=== Begin Enclosure ===
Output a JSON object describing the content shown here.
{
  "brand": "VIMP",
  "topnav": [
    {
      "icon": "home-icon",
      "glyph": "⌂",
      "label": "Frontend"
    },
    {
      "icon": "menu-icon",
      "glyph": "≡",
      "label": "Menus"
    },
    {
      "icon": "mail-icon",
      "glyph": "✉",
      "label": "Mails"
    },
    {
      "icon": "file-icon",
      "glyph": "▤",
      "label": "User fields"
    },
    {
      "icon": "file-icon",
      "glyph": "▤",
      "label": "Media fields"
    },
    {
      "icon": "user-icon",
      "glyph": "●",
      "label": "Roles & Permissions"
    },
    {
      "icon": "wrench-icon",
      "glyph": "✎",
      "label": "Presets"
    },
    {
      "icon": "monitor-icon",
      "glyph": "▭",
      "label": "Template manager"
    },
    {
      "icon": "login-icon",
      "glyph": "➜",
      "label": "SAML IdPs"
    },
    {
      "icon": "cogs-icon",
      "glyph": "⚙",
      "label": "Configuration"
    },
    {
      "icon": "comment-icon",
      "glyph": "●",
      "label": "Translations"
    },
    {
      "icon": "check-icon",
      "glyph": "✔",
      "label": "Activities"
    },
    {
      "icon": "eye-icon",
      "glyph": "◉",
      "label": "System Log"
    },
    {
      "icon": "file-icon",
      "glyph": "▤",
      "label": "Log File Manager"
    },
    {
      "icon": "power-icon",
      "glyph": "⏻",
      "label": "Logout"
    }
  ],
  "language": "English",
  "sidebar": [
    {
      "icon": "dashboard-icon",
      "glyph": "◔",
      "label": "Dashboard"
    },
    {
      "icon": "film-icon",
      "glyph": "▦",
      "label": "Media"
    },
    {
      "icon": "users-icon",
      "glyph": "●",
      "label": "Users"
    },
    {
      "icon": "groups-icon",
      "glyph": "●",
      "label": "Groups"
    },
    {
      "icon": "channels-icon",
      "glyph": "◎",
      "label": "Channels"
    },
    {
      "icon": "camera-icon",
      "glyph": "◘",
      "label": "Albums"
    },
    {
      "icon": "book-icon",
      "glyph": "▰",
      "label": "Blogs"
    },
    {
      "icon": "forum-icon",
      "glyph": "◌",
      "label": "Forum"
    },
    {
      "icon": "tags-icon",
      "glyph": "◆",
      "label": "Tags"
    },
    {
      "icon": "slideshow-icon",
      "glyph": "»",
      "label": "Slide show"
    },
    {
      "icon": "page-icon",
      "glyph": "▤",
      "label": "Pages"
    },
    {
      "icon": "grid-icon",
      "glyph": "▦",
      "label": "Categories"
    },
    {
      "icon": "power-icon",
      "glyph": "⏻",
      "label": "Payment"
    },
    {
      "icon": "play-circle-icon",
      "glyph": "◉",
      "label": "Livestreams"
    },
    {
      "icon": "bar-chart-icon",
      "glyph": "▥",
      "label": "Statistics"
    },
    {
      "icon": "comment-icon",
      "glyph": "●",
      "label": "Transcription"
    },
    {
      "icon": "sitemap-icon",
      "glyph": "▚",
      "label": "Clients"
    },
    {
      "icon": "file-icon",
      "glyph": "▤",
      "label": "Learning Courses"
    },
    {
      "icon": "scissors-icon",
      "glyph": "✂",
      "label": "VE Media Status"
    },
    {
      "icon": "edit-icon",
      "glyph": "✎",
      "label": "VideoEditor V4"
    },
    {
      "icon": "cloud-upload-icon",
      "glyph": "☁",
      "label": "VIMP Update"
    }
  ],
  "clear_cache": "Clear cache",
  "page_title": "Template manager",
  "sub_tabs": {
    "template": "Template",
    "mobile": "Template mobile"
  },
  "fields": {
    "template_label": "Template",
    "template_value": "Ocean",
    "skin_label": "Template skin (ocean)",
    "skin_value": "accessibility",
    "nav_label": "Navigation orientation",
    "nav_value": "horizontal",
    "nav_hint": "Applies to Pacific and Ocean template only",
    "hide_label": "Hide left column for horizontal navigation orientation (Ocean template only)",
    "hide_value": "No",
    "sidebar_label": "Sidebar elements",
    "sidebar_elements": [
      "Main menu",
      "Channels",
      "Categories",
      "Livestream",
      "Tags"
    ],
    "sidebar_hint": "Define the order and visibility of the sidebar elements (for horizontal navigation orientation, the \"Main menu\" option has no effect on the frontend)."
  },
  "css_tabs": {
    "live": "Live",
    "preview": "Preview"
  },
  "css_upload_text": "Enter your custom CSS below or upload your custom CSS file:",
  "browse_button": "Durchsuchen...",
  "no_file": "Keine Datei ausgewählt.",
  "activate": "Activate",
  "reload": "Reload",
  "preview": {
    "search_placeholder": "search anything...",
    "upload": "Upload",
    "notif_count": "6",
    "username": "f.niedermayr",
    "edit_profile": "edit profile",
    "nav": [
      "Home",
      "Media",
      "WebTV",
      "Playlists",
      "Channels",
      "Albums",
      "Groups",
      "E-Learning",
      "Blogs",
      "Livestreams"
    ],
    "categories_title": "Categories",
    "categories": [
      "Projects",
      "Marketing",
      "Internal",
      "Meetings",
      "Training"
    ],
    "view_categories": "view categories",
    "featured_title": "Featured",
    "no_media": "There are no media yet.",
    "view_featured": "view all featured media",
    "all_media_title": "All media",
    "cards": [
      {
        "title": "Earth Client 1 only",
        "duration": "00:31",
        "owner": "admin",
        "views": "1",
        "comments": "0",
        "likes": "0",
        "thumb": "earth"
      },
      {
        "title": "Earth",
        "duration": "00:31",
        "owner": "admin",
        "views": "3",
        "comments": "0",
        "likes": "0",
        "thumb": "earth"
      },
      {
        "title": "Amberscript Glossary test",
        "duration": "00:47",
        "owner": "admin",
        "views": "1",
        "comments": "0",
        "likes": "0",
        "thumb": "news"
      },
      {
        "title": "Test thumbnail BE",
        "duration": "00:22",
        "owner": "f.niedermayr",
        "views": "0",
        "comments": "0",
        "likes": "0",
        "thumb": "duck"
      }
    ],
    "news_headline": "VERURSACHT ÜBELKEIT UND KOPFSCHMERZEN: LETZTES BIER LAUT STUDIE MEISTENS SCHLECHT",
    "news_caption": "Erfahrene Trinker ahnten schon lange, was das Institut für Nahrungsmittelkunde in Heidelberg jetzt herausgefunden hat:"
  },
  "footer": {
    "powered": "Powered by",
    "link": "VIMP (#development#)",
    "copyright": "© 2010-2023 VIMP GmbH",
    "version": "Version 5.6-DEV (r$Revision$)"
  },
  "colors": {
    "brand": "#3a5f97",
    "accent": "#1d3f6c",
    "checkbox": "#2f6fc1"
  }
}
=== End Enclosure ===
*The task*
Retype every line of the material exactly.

*Written response*
Output a JSON object describing the content shown here.
{
  "brand": "VIMP",
  "topnav": [
    {
      "icon": "home-icon",
      "glyph": "⌂",
      "label": "Frontend"
    },
    {
      "icon": "menu-icon",
      "glyph": "≡",
      "label": "Menus"
    },
    {
      "icon": "mail-icon",
      "glyph": "✉",
      "label": "Mails"
    },
    {
      "icon": "file-icon",
      "glyph": "▤",
      "label": "User fields"
    },
    {
      "icon": "file-icon",
      "glyph": "▤",
      "label": "Media fields"
    },
    {
      "icon": "user-icon",
      "glyph": "●",
      "label": "Roles & Permissions"
    },
    {
      "icon": "wrench-icon",
      "glyph": "✎",
      "label": "Presets"
    },
    {
      "icon": "monitor-icon",
      "glyph": "▭",
      "label": "Template manager"
    },
    {
      "icon": "login-icon",
      "glyph": "➜",
      "label": "SAML IdPs"
    },
    {
      "icon": "cogs-icon",
      "glyph": "⚙",
      "label": "Configuration"
    },
    {
      "icon": "comment-icon",
      "glyph": "●",
      "label": "Translations"
    },
    {
      "icon": "check-icon",
      "glyph": "✔",
      "label": "Activities"
    },
    {
      "icon": "eye-icon",
      "glyph": "◉",
      "label": "System Log"
    },
    {
      "icon": "file-icon",
      "glyph": "▤",
      "label": "Log File Manager"
    },
    {
      "icon": "power-icon",
      "glyph": "⏻",
      "label": "Logout"
    }
  ],
  "language": "English",
  "sidebar": [
    {
      "icon": "dashboard-icon",
      "glyph": "◔",
      "label": "Dashboard"
    },
    {
      "icon": "film-icon",
      "glyph": "▦",
      "label": "Media"
    },
    {
      "icon": "users-icon",
      "glyph": "●",
      "label": "Users"
    },
    {
      "icon": "groups-icon",
      "glyph": "●",
      "label": "Groups"
    },
    {
      "icon": "channels-icon",
      "glyph": "◎",
      "label": "Channels"
    },
    {
      "icon": "camera-icon",
      "glyph": "◘",
      "label": "Albums"
    },
    {
      "icon": "book-icon",
      "glyph": "▰",
      "label": "Blogs"
    },
    {
      "icon": "forum-icon",
      "glyph": "◌",
      "label": "Forum"
    },
    {
      "icon": "tags-icon",
      "glyph": "◆",
      "label": "Tags"
    },
    {
      "icon": "slideshow-icon",
      "glyph": "»",
      "label": "Slide show"
    },
    {
      "icon": "page-icon",
      "glyph": "▤",
      "label": "Pages"
    },
    {
      "icon": "grid-icon",
      "glyph": "▦",
      "label": "Categories"
    },
    {
      "icon": "power-icon",
      "glyph": "⏻",
      "label": "Payment"
    },
    {
      "icon": "play-circle-icon",
      "glyph": "◉",
      "label": "Livestreams"
    },
    {
      "icon": "bar-chart-icon",
      "glyph": "▥",
      "label": "Statistics"
    },
    {
      "icon": "comment-icon",
      "glyph": "●",
      "label": "Transcription"
    },
    {
      "icon": "sitemap-icon",
      "glyph": "▚",
      "label": "Clients"
    },
    {
      "icon": "file-icon",
      "glyph": "▤",
      "label": "Learning Courses"
    },
    {
      "icon": "scissors-icon",
      "glyph": "✂",
      "label": "VE Media Status"
    },
    {
      "icon": "edit-icon",
      "glyph": "✎",
      "label": "VideoEditor V4"
    },
    {
      "icon": "cloud-upload-icon",
      "glyph": "☁",
      "label": "VIMP Update"
    }
  ],
  "clear_cache": "Clear cache",
  "page_title": "Template manager",
  "sub_tabs": {
    "template": "Template",
    "mobile": "Template mobile"
  },
  "fields": {
    "template_label": "Template",
    "template_value": "Ocean",
    "skin_label": "Template skin (ocean)",
    "skin_value": "accessibility",
    "nav_label": "Navigation orientation",
    "nav_value": "horizontal",
    "nav_hint": "Applies to Pacific and Ocean template only",
    "hide_label": "Hide left column for horizontal navigation orientation (Ocean template only)",
    "hide_value": "No",
    "sidebar_label": "Sidebar elements",
    "sidebar_elements": [
      "Main menu",
      "Channels",
      "Categories",
      "Livestream",
      "Tags"
    ],
    "sidebar_hint": "Define the order and visibility of the sidebar elements (for horizontal navigation orientation, the \"Main menu\" option has no effect on the frontend)."
  },
  "css_tabs": {
    "live": "Live",
    "preview": "Preview"
  },
  "css_upload_text": "Enter your custom CSS below or upload your custom CSS file:",
  "browse_button": "Durchsuchen...",
  "no_file": "Keine Datei ausgewählt.",
  "activate": "Activate",
  "reload": "Reload",
  "preview": {
    "search_placeholder": "search anything...",
    "upload": "Upload",
    "notif_count": "6",
    "username": "f.niedermayr",
    "edit_profile": "edit profile",
    "nav": [
      "Home",
      "Media",
      "WebTV",
      "Playlists",
      "Channels",
      "Albums",
      "Groups",
      "E-Learning",
      "Blogs",
      "Livestreams"
    ],
    "categories_title": "Categories",
    "categories": [
      "Projects",
      "Marketing",
      "Internal",
      "Meetings",
      "Training"
    ],
    "view_categories": "view categories",
    "featured_title": "Featured",
    "no_media": "There are no media yet.",
    "view_featured": "view all featured media",
    "all_media_title": "All media",
    "cards": [
      {
        "title": "Earth Client 1 only",
        "duration": "00:31",
        "owner": "admin",
        "views": "1",
        "comments": "0",
        "likes": "0",
        "thumb": "earth"
      },
      {
        "title": "Earth",
        "duration": "00:31",
        "owner": "admin",
        "views": "3",
        "comments": "0",
        "likes": "0",
        "thumb": "earth"
      },
      {
        "title": "Amberscript Glossary test",
        "duration": "00:47",
        "owner": "admin",
        "views": "1",
        "comments": "0",
        "likes": "0",
        "thumb": "news"
      },
      {
        "title": "Test thumbnail BE",
        "duration": "00:22",
        "owner": "f.niedermayr",
        "views": "0",
        "comments": "0",
        "likes": "0",
        "thumb": "duck"
      }
    ],
    "news_headline": "VERURSACHT ÜBELKEIT UND KOPFSCHMERZEN: LETZTES BIER LAUT STUDIE MEISTENS SCHLECHT",
    "news_caption": "Erfahrene Trinker ahnten schon lange, was das Institut für Nahrungsmittelkunde in Heidelberg jetzt herausgefunden hat:"
  },
  "footer": {
    "powered": "Powered by",
    "link": "VIMP (#development#)",
    "copyright": "© 2010-2023 VIMP GmbH",
    "version": "Version 5.6-DEV (r$Revision$)"
  },
  "colors": {
    "brand": "#3a5f97",
    "accent": "#1d3f6c",
    "checkbox": "#2f6fc1"
  }
}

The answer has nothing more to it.